▶ What is needed:
Report the number of lines in the records below that hold "text", and leave out everything else.

▶ Data excerpts:

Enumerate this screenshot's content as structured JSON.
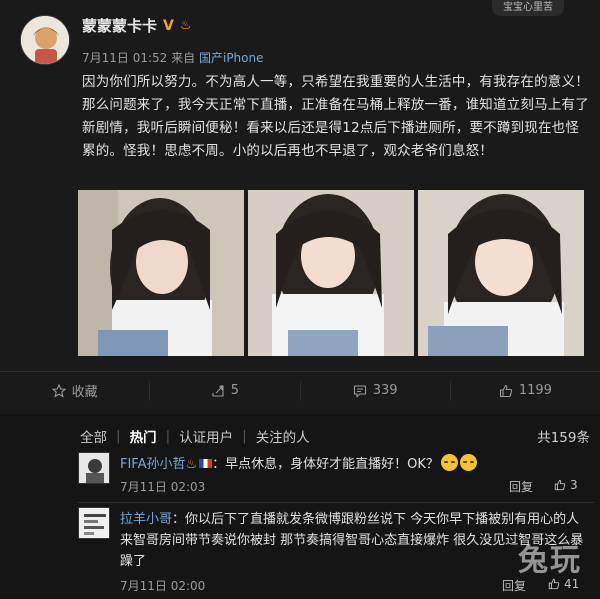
{
  "post": {
    "top_badge": "宝宝心里苦",
    "author": "蒙蒙蒙卡卡",
    "meta_time": "7月11日 01:52",
    "meta_from": "来自",
    "meta_source": "国产iPhone",
    "body": "因为你们所以努力。不为高人一等，只希望在我重要的人生活中，有我存在的意义！那么问题来了，我今天正常下直播，正准备在马桶上释放一番，谁知道立刻马上有了新剧情，我听后瞬间便秘！看来以后还是得12点后下播进厕所，要不蹲到现在也怪累的。怪我！思虑不周。小的以后再也不早退了，观众老爷们息怒！",
    "photos": [
      "photo-1",
      "photo-2",
      "photo-3"
    ],
    "actions": {
      "favorite": "收藏",
      "repost_count": "5",
      "comment_count": "339",
      "like_count": "1199"
    }
  },
  "comments": {
    "filters": [
      "全部",
      "热门",
      "认证用户",
      "关注的人"
    ],
    "active_filter": "热门",
    "total": "共159条",
    "items": [
      {
        "user": "FIFA孙小哲",
        "text": "：早点休息，身体好才能直播好！OK？",
        "time": "7月11日 02:03",
        "reply": "回复",
        "likes": "3"
      },
      {
        "user": "拉羊小哥",
        "text": "：你以后下了直播就发条微博跟粉丝说下 今天你早下播被别有用心的人来智哥房间带节奏说你被封 那节奏搞得智哥心态直接爆炸 很久没见过智哥这么暴躁了",
        "time": "7月11日 02:00",
        "reply": "回复",
        "likes": "41"
      }
    ]
  },
  "watermark": "兔玩",
  "colors": {
    "background": "#1a1a1a",
    "link": "#7aa6d6",
    "verified": "#f5a623"
  },
  "icons": [
    "star-icon",
    "repost-icon",
    "comment-icon",
    "thumbs-up-icon",
    "verified-v-icon",
    "fire-icon"
  ]
}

▶ Task response:
2